  3. Enable two-factor or multi-factor authentication on all your devices: This is what happens every time you go to an ATM: to make a withdrawal you need both your debit card and a PIN number. That’s two-factor authentication, which increases the level of security on your devices.
  4. Sign up for the “do not call” lists, which are helpful for run-of-the-mill solicitations. While hackers don’t subscribe to such lists, you won’t get as many pesky marketing calls.
  5. Get more than one cell phone, and only gives out the number to the phone that contains no data or links to personal information.
  6. Choose which private data you are willing to share: When asked for your cell number, especially at a retailer, you may be able provide an email address, zip code or just your name as a way to identify you. It’s worth asking about.

All of this takes more time and effort, but ask yourself ow much privacy and security are you willing to trade away for a little more convenience?

According to International Business Times, a new study finds more than 80% of Americans reuse their passwords, and many others continue to use inadequate security practices when it comes to the passwords they use to protect their accounts.

The security provider SecureAuth and research firm  Wakefield Research found that not only do people use the same password more than once, they also use the same login credentials for at least 25 percent of their accounts.

While most millennials are more tech savvy and open to new and more secure forms of authentication like biometrics, their password practices are worse than the general population. A whopping 92% of millennials admitted they reuse passwords, compared to 81% of Americans overall.

Even more troubling, more than one in three people – 36% – reported they use the same password for 25 percent or more of their online accounts.

Despite the rampant reuse of passwords – a major security weakness – most Americans are very concerned about the possibility of their account information being stolen. 69% said they were more worried about their online information being stolen than their wallet.

Many Americans have already experienced such a breach of an online account. 35% of people surveyed said they have had an online account hacked – including 50% of millennials.

Of those people who have fallen victim of a hack, 91% reported the account breach carried severe repercussions for them. The biggest issue for those who have been hacked include spam messages (42%), account lockouts and money stolen (38%) or an unauthorized purchase being made from their account (28%).

About one in five people—19%—who had an account hacked reported having personal information stolen, including Social Security numbers, date of birth, photos, tax records and other sensitive personal files.

Despite identity-based detection techniques such as geo-location, device recognition, and phone number fraud prevention, the practice of reusing passwords puts users at increased risk in the case of a data breach.
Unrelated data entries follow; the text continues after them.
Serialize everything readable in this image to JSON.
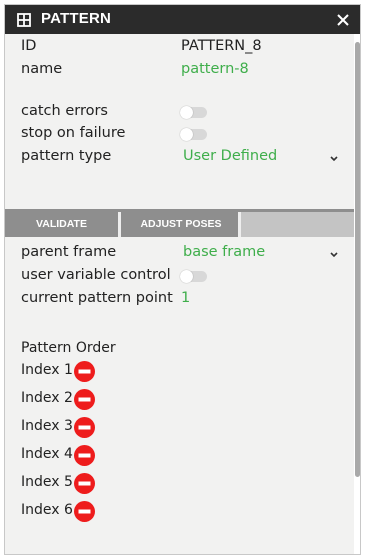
{
  "titlebar": {
    "title": "PATTERN",
    "icon": "grid-icon",
    "close_icon": "close-icon"
  },
  "fields": {
    "id_label": "ID",
    "id_value": "PATTERN_8",
    "name_label": "name",
    "name_value": "pattern-8",
    "catch_errors_label": "catch errors",
    "catch_errors_on": false,
    "stop_on_failure_label": "stop on failure",
    "stop_on_failure_on": false,
    "pattern_type_label": "pattern type",
    "pattern_type_value": "User Defined"
  },
  "buttons": {
    "validate": "VALIDATE",
    "adjust_poses": "ADJUST POSES"
  },
  "fields2": {
    "parent_frame_label": "parent frame",
    "parent_frame_value": "base frame",
    "user_variable_control_label": "user variable control",
    "user_variable_control_on": false,
    "current_pattern_point_label": "current pattern point",
    "current_pattern_point_value": "1"
  },
  "pattern_order": {
    "heading": "Pattern Order",
    "items": [
      "Index 1",
      "Index 2",
      "Index 3",
      "Index 4",
      "Index 5",
      "Index 6"
    ]
  },
  "colors": {
    "accent_green": "#3fae4b",
    "remove_red": "#ee1c1c",
    "titlebar": "#2b2b2b"
  }
}
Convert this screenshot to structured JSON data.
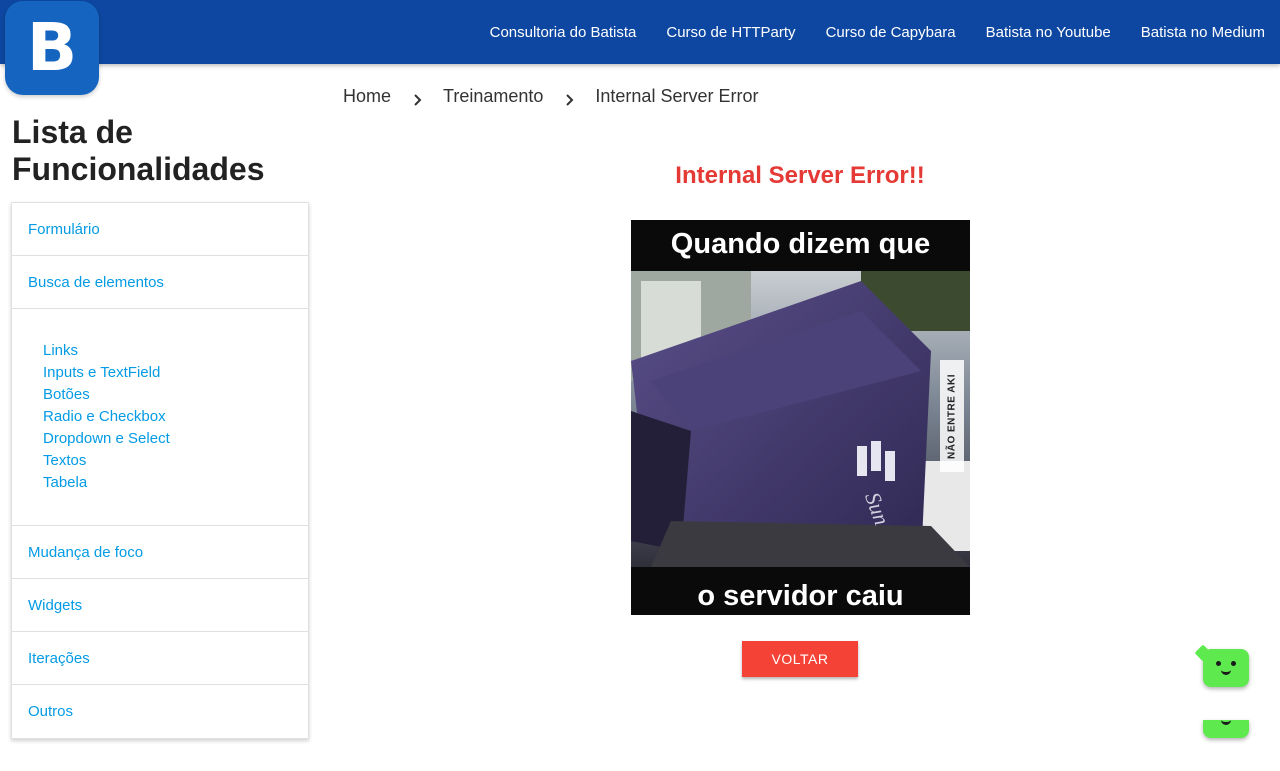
{
  "header": {
    "logo_letter": "B",
    "nav": [
      "Consultoria do Batista",
      "Curso de HTTParty",
      "Curso de Capybara",
      "Batista no Youtube",
      "Batista no Medium"
    ],
    "brand_color": "#0d47a1"
  },
  "breadcrumb": {
    "items": [
      "Home",
      "Treinamento",
      "Internal Server Error"
    ],
    "separator_icon": "chevron-right-icon"
  },
  "sidebar": {
    "title": "Lista de Funcionalidades",
    "items": [
      "Formulário",
      "Busca de elementos"
    ],
    "subitems": [
      "Links",
      "Inputs e TextField",
      "Botões",
      "Radio e Checkbox",
      "Dropdown e Select",
      "Textos",
      "Tabela"
    ],
    "items_after": [
      "Mudança de foco",
      "Widgets",
      "Iterações",
      "Outros"
    ],
    "link_color": "#039be5"
  },
  "main": {
    "error_title": "Internal Server Error!!",
    "meme": {
      "caption_top": "Quando dizem que",
      "caption_bottom": "o servidor caiu",
      "watermark": "NÃO ENTRE AKI"
    },
    "back_button": "VOLTAR",
    "error_color": "#e53935",
    "button_color": "#f44336"
  },
  "chat_widget": {
    "icon": "chatbot-face-icon",
    "color": "#5eea4f"
  }
}
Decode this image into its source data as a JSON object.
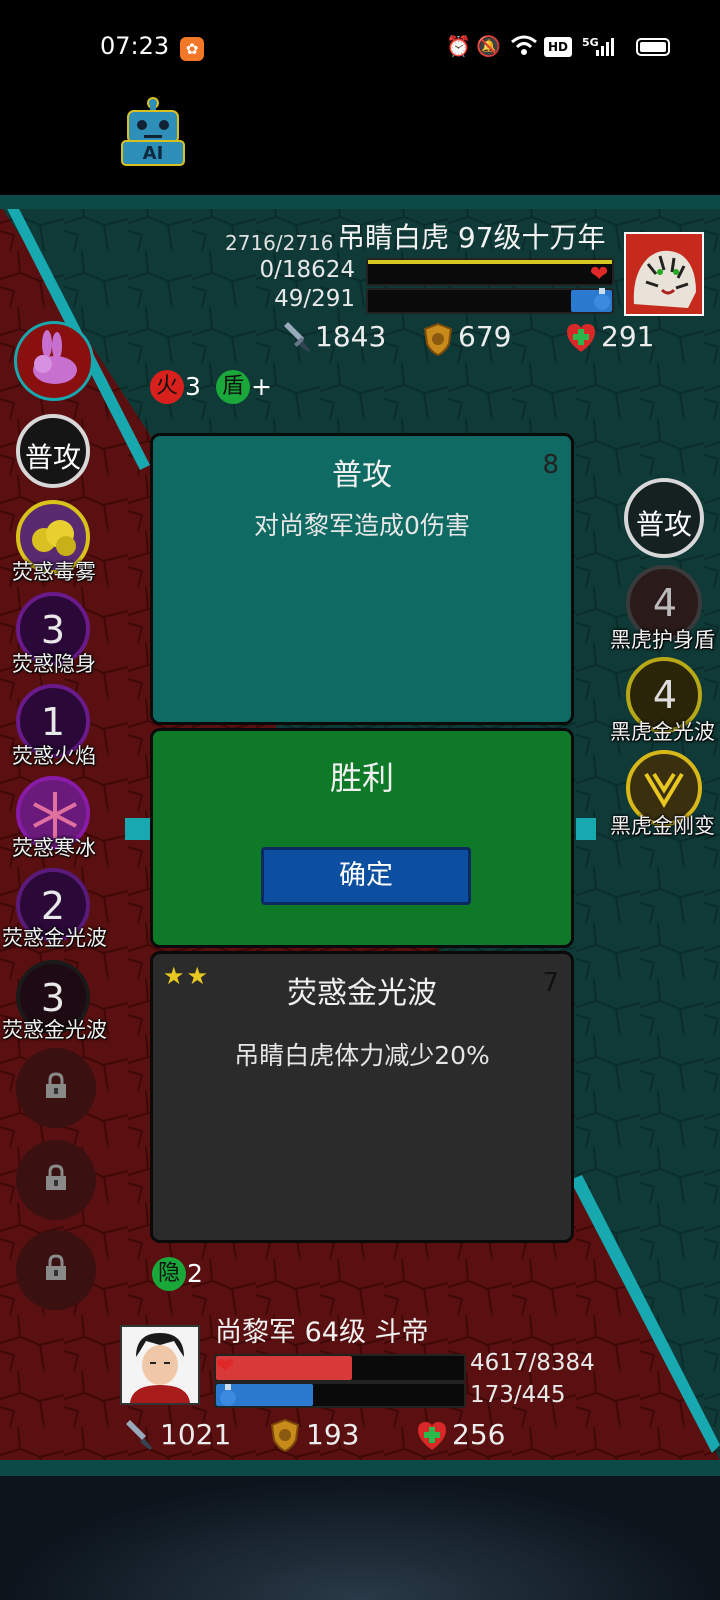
{
  "status_bar": {
    "time": "07:23",
    "app_badge_icon": "app-notification-icon",
    "icons": [
      "alarm-icon",
      "mute-icon",
      "wifi-icon",
      "hd-icon",
      "signal-5g-icon",
      "battery-icon"
    ],
    "hd": "HD",
    "network": "5G"
  },
  "ai_button": {
    "label": "AI",
    "icon": "robot-icon"
  },
  "enemy": {
    "name": "吊睛白虎 97级十万年",
    "hp_text": "2716/2716",
    "rage_text": "0/18624",
    "mp_text": "49/291",
    "hp_ratio": 1.0,
    "rage_ratio": 0.0,
    "mp_ratio": 0.17,
    "attack": "1843",
    "defense": "679",
    "heal": "291",
    "portrait_icon": "white-tiger-icon"
  },
  "enemy_buffs": [
    {
      "glyph": "火",
      "value": "3",
      "color": "#d8201c"
    },
    {
      "glyph": "盾",
      "value": "+",
      "color": "#1aa83a"
    }
  ],
  "player_skills": [
    {
      "label": "普攻",
      "count": "",
      "icon": "normal-attack-icon",
      "ring": "#d8d8d8"
    },
    {
      "label": "荧惑毒雾",
      "count": "",
      "icon": "poison-fog-icon",
      "ring": "#d9c21a"
    },
    {
      "label": "荧惑隐身",
      "count": "3",
      "icon": "stealth-icon",
      "ring": "#6a1a8a"
    },
    {
      "label": "荧惑火焰",
      "count": "1",
      "icon": "flame-icon",
      "ring": "#6a1a8a"
    },
    {
      "label": "荧惑寒冰",
      "count": "",
      "icon": "ice-icon",
      "ring": "#8a1aa8"
    },
    {
      "label": "荧惑金光波",
      "count": "2",
      "icon": "golden-wave-icon",
      "ring": "#5a1a7a"
    },
    {
      "label": "荧惑金光波",
      "count": "3",
      "icon": "golden-wave-icon",
      "ring": "#1a1a1a"
    }
  ],
  "locked_slots": [
    "lock-icon",
    "lock-icon",
    "lock-icon"
  ],
  "enemy_skills": [
    {
      "label": "普攻",
      "count": "",
      "icon": "normal-attack-icon"
    },
    {
      "label": "黑虎护身盾",
      "count": "4",
      "icon": "guard-shield-icon"
    },
    {
      "label": "黑虎金光波",
      "count": "4",
      "icon": "golden-wave-icon"
    },
    {
      "label": "黑虎金刚变",
      "count": "",
      "icon": "diamond-transform-icon"
    }
  ],
  "card_attack": {
    "title": "普攻",
    "number": "8",
    "desc": "对尚黎军造成0伤害"
  },
  "result_dialog": {
    "title": "胜利",
    "confirm_label": "确定"
  },
  "card_skill": {
    "title": "荧惑金光波",
    "number": "7",
    "desc": "吊睛白虎体力减少20%",
    "stars": "★★"
  },
  "player_buff": {
    "glyph": "隐",
    "value": "2",
    "color": "#1aa83a"
  },
  "player": {
    "name": "尚黎军 64级 斗帝",
    "hp_text": "4617/8384",
    "mp_text": "173/445",
    "hp_ratio": 0.55,
    "mp_ratio": 0.39,
    "attack": "1021",
    "defense": "193",
    "heal": "256",
    "portrait_icon": "hero-avatar-icon"
  },
  "colors": {
    "field_teal": "#0f3a38",
    "field_red": "#5a1010",
    "card_teal": "#0e6a62",
    "card_green": "#0e7a28",
    "card_dark": "#2b2b2b",
    "confirm_blue": "#0c4ea0",
    "hp_red": "#d83a3a",
    "mp_blue": "#2a7ad0",
    "rage_yellow": "#d8c820"
  }
}
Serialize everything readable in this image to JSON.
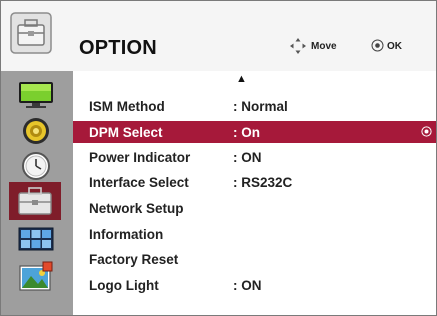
{
  "header": {
    "title": "OPTION",
    "icon": "toolbox-icon",
    "hints": {
      "move_label": "Move",
      "move_icon": "directional-pad-icon",
      "ok_label": "OK",
      "ok_icon": "ok-button-icon"
    }
  },
  "sidebar": {
    "items": [
      {
        "name": "picture",
        "icon": "monitor-icon"
      },
      {
        "name": "audio",
        "icon": "speaker-icon"
      },
      {
        "name": "time",
        "icon": "clock-icon"
      },
      {
        "name": "option",
        "icon": "toolbox-icon",
        "active": true
      },
      {
        "name": "screen",
        "icon": "screen-layout-icon"
      },
      {
        "name": "picture-id",
        "icon": "photo-icon"
      }
    ]
  },
  "menu": {
    "scroll_up_glyph": "▲",
    "rows": [
      {
        "label": "ISM Method",
        "value": ": Normal"
      },
      {
        "label": "DPM Select",
        "value": ": On",
        "selected": true
      },
      {
        "label": "Power Indicator",
        "value": ": ON"
      },
      {
        "label": "Interface Select",
        "value": ": RS232C"
      },
      {
        "label": "Network Setup",
        "value": ""
      },
      {
        "label": "Information",
        "value": ""
      },
      {
        "label": "Factory Reset",
        "value": ""
      },
      {
        "label": "Logo Light",
        "value": ": ON"
      }
    ]
  },
  "colors": {
    "selected_row": "#a6193a",
    "active_sidebar": "#7f1d2a",
    "sidebar_bg": "#9e9e9e"
  }
}
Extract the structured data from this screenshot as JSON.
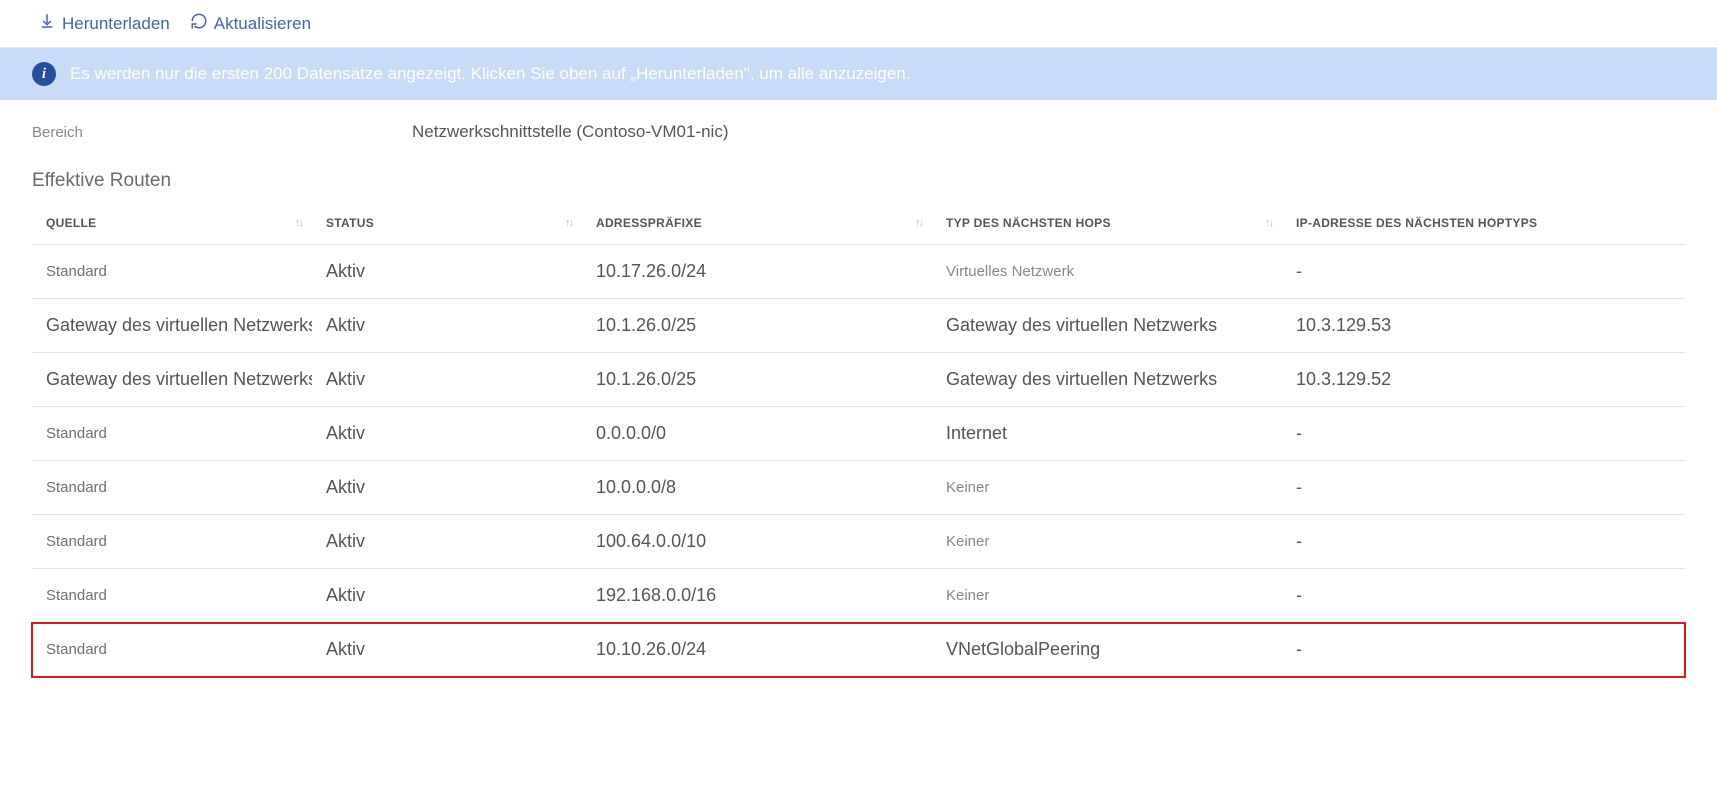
{
  "toolbar": {
    "download_label": "Herunterladen",
    "refresh_label": "Aktualisieren"
  },
  "banner": {
    "text": "Es werden nur die ersten 200 Datensätze angezeigt. Klicken Sie oben auf „Herunterladen\", um alle anzuzeigen."
  },
  "scope": {
    "label": "Bereich",
    "value": "Netzwerkschnittstelle (Contoso-VM01-nic)"
  },
  "section_title": "Effektive Routen",
  "columns": {
    "source": "QUELLE",
    "status": "STATUS",
    "prefixes": "ADRESSPRÄFIXE",
    "nexthop_type": "TYP DES NÄCHSTEN HOPS",
    "nexthop_ip": "IP-ADRESSE DES NÄCHSTEN HOPTYPS"
  },
  "rows": [
    {
      "source": "Standard",
      "status": "Aktiv",
      "prefix": "10.17.26.0/24",
      "hop": "Virtuelles Netzwerk",
      "ip": "-",
      "src_style": "small",
      "hop_style": "dim"
    },
    {
      "source": "Gateway des virtuellen Netzwerks",
      "status": "Aktiv",
      "prefix": "10.1.26.0/25",
      "hop": "Gateway des virtuellen Netzwerks",
      "ip": "10.3.129.53",
      "src_style": "big",
      "hop_style": "big"
    },
    {
      "source": "Gateway des virtuellen Netzwerks",
      "status": "Aktiv",
      "prefix": "10.1.26.0/25",
      "hop": "Gateway des virtuellen Netzwerks",
      "ip": "10.3.129.52",
      "src_style": "big",
      "hop_style": "big"
    },
    {
      "source": "Standard",
      "status": "Aktiv",
      "prefix": "0.0.0.0/0",
      "hop": "Internet",
      "ip": "-",
      "src_style": "small",
      "hop_style": "big"
    },
    {
      "source": "Standard",
      "status": "Aktiv",
      "prefix": "10.0.0.0/8",
      "hop": "Keiner",
      "ip": "-",
      "src_style": "small",
      "hop_style": "dim"
    },
    {
      "source": "Standard",
      "status": "Aktiv",
      "prefix": "100.64.0.0/10",
      "hop": "Keiner",
      "ip": "-",
      "src_style": "small",
      "hop_style": "dim"
    },
    {
      "source": "Standard",
      "status": "Aktiv",
      "prefix": "192.168.0.0/16",
      "hop": "Keiner",
      "ip": "-",
      "src_style": "small",
      "hop_style": "dim"
    },
    {
      "source": "Standard",
      "status": "Aktiv",
      "prefix": "10.10.26.0/24",
      "hop": "VNetGlobalPeering",
      "ip": "-",
      "src_style": "small",
      "hop_style": "big",
      "highlight": true
    }
  ]
}
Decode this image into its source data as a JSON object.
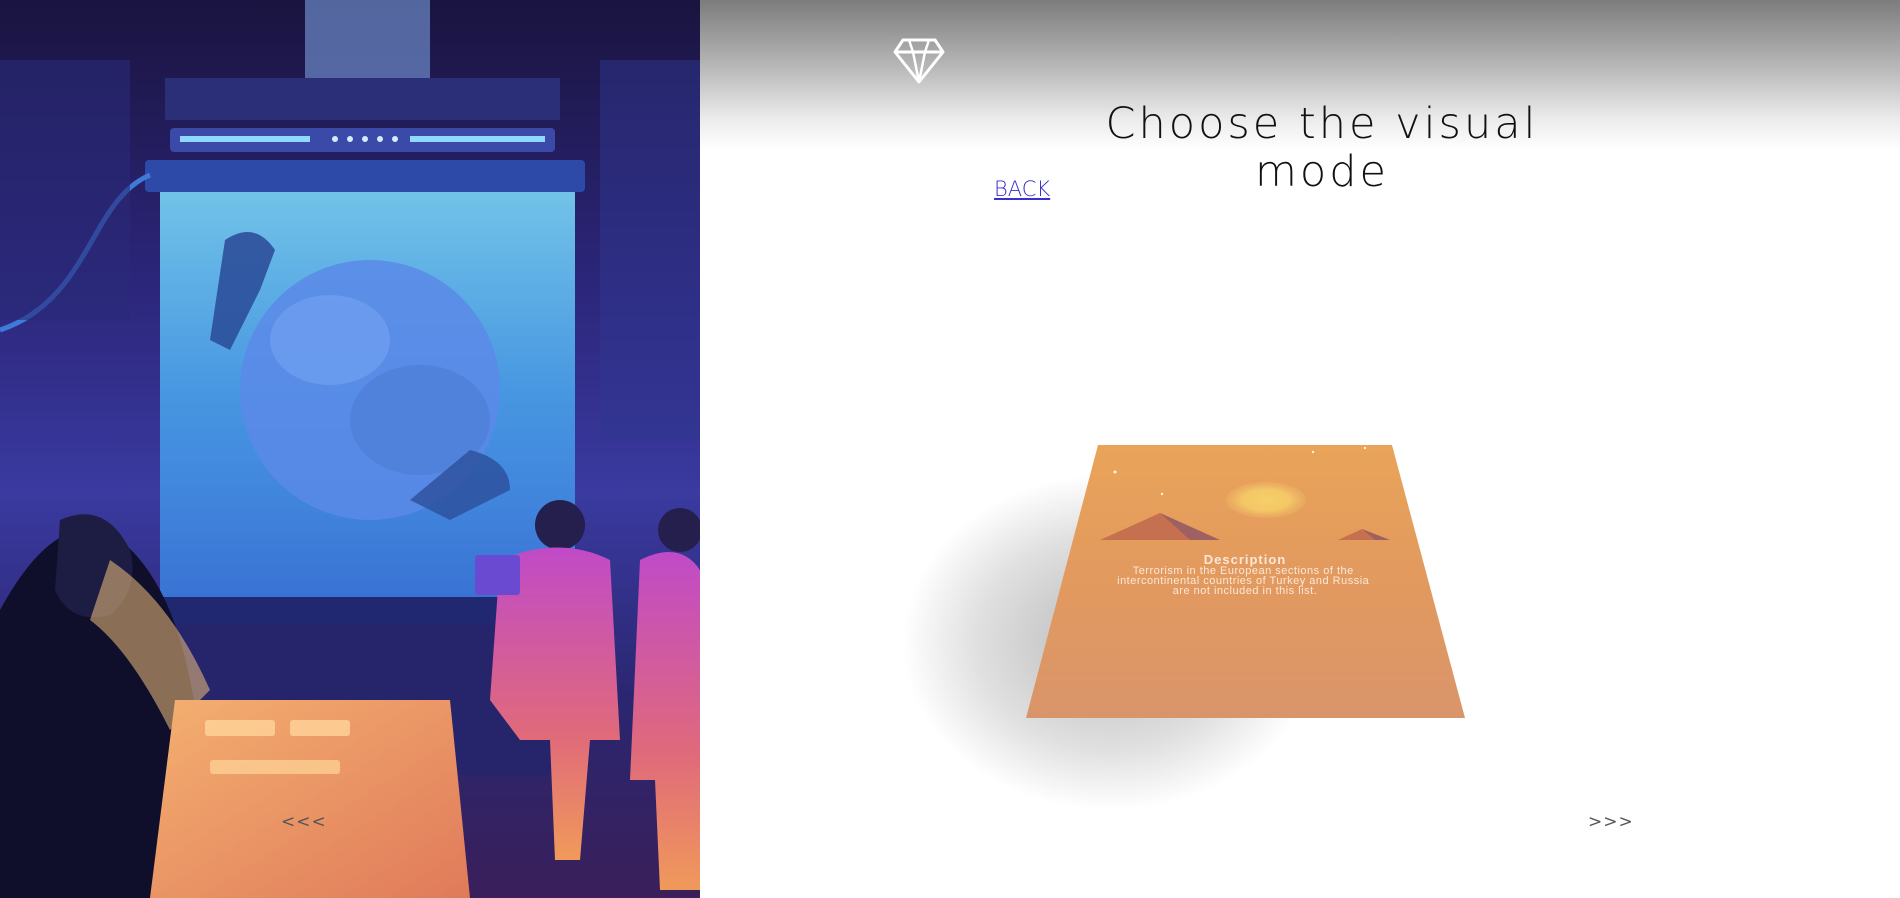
{
  "heading": {
    "title": "Choose the visual mode"
  },
  "navigation": {
    "back_label": "BACK",
    "prev_label": "<<<",
    "next_label": ">>>"
  },
  "card": {
    "heading": "Description",
    "text": "Terrorism in the European sections of the intercontinental countries of Turkey and Russia are not included in this list."
  },
  "icons": {
    "logo": "diamond-icon"
  },
  "colors": {
    "card_top": "#e9a459",
    "card_bottom": "#d9956a",
    "sun": "#f3c765",
    "link": "#3a2fd0",
    "illustration_dark": "#1a1440",
    "illustration_glow": "#6ad0ff"
  }
}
Once passwords are stolen from one site or service—an occurrence that happens regularly—a malicious actor could use that same password to gain access to another account belonging to the same user.

Given the number of massive database breaches, including those from sites like LinkedIn or Yahoo that included millions of users, it is relatively easy for an attacker to cross reference an account and use the stolen credentials to attempt to break into another account.

Additional security protocols like using two-factor or multifactor authentication or using a password manager to generate more secure, unique passwords can provide some additional protection from these types of attacks.

Don’t think for a moment that this survey is only relevant to Americans, in an article recently tweeted by Stellenbosch University’s Information Technology, South Africa has the third highest number of cybercrime victims worldwide and lose in excess of R2.2bn to internet fraud and phishing attacks annually. South Africans are just as bad as the Americans with their poor password practices!